I once wrote that “had Cézanne lived another 25 years something other than Cubism and Fauvism might have developed.” It was, therefore, that we looked back to Cézanne for our continued development. We dismissed Impressionism, Cubism, Futurism, Dada, and Surrealism, for reasons that would need a whole book to enumerate. But I will give one example of our divergence from Cubism. In a given set of forms, as, for example, in the human figure, a change of related directions is the only factor which differentiates between the character of one form and another, and gives each image its peculiar character. We work through movement. Movement usually means the volition or locomotion of objects in relation to other objects; but, in terms of drawing, movement is used in a sense peculiar to static form, the movement that lies within and around the object and oneself. This is one of the main points of divergence from the Cubists, who were merely concerned with the movement of the artist in relation to the object. Directions were conceived as angles intersecting and defining the planes of the form; but the illusion was still optical and so not so very different from discursive form.

In 1952, I was introduced to the print medium silk-screen, or ‘serigraphy’, during an exciting two hour session with Torsten Renquist and Sven Olof Ehren. Here was a medium through which one had the capability and the possibility of manipulating and preserving the images that tend to get lost in the process of painting. I began to experiment with the screens, not only making one-off proofs, but also by releasing the screens from their static reproductive role and, thereby, evolved what I call, for want of a better word, “action printing”. As early as the forties, our group was using a terminology for ideas similar to those used by the American Tachiste and Action painters whose work first came to England in the middle fifties. But, although our terminology was similar to theirs, our intentions and commitment, in our view, were more profound. The only idea we appeared to have in common with the Americans was that we had begun to consider the canvas or panel as an area to explore and analyze an actual or imagined object through space relations. Object and space were one and of equal value. Thus the picture surface was no longer the medium for a picture so much as an event. Within the area of activity on the canvas or panel, the painting then becomes a game like chess. There is logic in painting but, unlike chess, as Goya once said, “there are no rules in painting.”

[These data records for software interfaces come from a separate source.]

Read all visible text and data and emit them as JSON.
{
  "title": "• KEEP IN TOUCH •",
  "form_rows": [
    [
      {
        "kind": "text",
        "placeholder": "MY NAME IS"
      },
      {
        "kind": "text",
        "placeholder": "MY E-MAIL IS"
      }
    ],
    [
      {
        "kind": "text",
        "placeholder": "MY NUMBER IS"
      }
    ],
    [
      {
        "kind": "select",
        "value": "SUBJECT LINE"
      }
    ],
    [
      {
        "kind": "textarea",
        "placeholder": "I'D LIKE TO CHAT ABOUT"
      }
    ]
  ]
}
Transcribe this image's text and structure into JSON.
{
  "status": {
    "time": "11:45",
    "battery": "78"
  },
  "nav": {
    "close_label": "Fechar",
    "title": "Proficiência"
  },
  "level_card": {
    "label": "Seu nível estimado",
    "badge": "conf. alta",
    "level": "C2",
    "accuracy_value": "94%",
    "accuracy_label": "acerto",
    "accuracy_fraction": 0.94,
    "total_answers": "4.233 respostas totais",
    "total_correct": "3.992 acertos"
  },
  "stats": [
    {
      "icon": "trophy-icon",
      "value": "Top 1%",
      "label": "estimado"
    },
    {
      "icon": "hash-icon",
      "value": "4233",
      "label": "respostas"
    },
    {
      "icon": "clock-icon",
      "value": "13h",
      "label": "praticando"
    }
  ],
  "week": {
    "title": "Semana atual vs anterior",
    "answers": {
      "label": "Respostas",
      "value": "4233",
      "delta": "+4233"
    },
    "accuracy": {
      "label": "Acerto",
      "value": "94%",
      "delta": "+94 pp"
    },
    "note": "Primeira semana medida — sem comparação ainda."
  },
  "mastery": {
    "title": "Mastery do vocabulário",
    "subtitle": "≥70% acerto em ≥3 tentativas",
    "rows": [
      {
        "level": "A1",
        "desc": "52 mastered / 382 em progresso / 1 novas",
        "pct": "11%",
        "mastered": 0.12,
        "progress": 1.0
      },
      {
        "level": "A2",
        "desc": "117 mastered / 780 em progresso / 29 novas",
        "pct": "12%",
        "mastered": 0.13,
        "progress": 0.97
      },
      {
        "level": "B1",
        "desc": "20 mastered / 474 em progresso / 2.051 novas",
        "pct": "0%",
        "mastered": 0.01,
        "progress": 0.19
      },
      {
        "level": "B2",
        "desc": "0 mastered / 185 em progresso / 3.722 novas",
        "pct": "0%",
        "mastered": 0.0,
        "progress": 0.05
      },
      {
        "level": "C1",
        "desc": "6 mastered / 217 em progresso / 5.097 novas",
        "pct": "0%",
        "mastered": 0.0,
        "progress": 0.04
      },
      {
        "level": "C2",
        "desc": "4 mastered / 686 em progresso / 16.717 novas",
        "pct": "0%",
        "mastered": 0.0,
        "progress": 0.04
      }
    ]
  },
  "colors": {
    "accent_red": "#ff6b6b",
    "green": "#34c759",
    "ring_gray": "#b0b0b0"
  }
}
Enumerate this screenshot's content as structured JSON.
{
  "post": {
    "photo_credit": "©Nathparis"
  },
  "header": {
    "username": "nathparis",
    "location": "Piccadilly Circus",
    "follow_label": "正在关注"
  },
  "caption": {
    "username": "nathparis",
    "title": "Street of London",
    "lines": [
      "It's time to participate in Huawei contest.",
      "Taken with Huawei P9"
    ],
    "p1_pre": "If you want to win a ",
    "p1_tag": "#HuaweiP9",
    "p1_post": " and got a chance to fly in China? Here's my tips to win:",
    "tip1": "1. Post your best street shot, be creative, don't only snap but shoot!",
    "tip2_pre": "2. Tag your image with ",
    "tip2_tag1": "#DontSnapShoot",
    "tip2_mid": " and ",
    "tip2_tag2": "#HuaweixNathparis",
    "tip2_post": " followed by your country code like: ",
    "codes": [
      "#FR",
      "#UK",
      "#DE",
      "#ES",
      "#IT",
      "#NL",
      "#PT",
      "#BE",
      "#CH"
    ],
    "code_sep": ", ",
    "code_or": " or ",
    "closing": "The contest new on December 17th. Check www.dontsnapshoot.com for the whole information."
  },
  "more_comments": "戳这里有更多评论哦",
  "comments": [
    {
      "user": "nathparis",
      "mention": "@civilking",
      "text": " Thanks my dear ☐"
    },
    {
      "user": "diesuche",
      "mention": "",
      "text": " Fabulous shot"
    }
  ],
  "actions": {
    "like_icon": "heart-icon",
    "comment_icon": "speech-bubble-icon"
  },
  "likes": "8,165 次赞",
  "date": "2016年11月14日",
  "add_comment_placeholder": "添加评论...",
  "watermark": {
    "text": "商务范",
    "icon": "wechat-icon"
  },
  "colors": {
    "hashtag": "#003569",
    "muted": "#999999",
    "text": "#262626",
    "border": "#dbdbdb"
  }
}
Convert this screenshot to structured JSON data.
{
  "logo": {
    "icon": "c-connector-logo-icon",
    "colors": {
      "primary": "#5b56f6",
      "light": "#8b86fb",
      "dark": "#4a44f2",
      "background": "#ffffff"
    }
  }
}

In 1955 the English painter and critic Patrick Heron wrote: “In painting merely to observe is to subscribe to the heresy of realism; and merely to project a rhythm is to subscribe to the opposite heresy of non-figuration.”

[Page last updated: 8th March 2005]

© Cliff Holden 2004-2015